● Problem details
Count every line below in which "Team" occurs, then give only the count.

(Dataset records)
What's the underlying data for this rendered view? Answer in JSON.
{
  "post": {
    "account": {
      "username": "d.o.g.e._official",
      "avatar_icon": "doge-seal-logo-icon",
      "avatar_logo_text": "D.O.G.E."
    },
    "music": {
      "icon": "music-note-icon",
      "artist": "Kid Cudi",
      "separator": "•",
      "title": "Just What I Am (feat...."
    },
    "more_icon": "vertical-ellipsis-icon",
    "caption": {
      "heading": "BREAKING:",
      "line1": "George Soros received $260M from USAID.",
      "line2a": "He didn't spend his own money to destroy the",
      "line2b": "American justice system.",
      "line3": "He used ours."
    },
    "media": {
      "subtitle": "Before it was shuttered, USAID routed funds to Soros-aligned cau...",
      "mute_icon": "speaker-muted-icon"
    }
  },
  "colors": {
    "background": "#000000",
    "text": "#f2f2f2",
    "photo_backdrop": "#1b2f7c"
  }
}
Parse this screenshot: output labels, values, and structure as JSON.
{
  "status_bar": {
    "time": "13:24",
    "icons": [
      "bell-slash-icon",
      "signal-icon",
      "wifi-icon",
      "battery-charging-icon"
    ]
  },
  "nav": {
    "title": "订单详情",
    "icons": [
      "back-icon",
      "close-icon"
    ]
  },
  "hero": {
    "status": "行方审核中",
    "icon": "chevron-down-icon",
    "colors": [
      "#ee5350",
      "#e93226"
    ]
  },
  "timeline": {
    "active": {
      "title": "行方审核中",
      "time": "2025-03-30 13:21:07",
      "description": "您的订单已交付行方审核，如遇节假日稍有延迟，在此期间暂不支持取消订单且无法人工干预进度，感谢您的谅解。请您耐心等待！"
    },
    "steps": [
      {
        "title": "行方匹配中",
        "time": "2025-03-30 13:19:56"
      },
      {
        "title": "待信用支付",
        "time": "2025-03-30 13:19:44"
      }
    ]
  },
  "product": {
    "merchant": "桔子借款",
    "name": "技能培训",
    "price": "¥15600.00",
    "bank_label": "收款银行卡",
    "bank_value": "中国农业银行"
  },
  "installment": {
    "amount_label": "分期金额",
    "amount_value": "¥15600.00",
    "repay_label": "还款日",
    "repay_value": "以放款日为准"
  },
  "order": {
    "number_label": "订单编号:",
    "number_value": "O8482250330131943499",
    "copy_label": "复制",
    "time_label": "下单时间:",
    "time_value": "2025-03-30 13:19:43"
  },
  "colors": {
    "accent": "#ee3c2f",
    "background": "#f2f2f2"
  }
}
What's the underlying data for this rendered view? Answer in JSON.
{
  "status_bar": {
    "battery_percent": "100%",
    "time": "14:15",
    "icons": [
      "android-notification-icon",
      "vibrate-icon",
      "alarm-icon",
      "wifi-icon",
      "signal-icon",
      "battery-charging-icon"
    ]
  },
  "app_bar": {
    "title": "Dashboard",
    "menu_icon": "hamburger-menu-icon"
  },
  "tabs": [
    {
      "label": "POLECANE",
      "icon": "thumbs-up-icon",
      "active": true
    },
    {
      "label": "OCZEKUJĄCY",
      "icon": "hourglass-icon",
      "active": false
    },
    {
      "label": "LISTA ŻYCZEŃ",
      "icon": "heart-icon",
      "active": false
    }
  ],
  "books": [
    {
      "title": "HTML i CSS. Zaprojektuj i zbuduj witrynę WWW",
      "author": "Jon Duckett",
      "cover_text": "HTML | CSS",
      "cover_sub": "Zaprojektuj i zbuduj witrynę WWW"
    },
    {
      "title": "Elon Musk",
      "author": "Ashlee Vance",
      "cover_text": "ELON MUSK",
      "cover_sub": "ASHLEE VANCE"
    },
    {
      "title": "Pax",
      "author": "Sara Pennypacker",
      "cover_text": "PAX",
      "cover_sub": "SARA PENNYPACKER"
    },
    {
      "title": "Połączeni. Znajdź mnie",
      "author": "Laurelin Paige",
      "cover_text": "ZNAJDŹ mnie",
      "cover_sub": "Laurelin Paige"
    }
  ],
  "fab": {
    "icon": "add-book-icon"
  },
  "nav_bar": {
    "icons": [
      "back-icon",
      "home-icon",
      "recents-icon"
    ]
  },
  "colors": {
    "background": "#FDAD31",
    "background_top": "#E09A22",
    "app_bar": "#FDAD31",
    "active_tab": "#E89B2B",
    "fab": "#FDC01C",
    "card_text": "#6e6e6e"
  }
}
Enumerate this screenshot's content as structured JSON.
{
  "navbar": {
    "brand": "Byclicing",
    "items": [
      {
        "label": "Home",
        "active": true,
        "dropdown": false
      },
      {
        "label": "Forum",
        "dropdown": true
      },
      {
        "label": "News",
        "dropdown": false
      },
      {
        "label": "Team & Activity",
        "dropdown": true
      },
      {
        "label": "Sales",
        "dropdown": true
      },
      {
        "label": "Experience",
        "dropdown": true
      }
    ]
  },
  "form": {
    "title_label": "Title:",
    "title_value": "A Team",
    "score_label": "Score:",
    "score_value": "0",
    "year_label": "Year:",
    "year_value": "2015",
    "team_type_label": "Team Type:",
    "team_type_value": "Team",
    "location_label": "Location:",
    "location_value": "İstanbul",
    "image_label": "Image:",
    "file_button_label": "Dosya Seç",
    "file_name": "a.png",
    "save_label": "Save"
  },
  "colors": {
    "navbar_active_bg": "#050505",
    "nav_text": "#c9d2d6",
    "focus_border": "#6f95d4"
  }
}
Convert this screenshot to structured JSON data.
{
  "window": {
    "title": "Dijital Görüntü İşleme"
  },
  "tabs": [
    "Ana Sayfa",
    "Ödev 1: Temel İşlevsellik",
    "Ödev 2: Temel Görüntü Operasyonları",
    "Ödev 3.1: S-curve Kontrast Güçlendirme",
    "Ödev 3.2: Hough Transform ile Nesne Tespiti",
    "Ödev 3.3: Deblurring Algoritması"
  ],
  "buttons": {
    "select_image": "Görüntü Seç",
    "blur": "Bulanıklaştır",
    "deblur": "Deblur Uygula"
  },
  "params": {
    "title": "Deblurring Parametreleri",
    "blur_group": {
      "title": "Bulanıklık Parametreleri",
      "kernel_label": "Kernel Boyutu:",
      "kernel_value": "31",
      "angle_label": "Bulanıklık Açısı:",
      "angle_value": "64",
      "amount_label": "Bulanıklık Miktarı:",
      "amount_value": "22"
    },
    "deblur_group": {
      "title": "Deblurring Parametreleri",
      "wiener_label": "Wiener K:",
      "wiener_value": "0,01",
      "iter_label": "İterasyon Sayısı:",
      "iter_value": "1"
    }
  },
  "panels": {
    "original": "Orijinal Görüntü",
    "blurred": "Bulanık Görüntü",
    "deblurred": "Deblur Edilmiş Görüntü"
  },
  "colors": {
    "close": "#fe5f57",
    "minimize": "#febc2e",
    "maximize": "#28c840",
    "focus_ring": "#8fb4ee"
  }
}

● Response below
4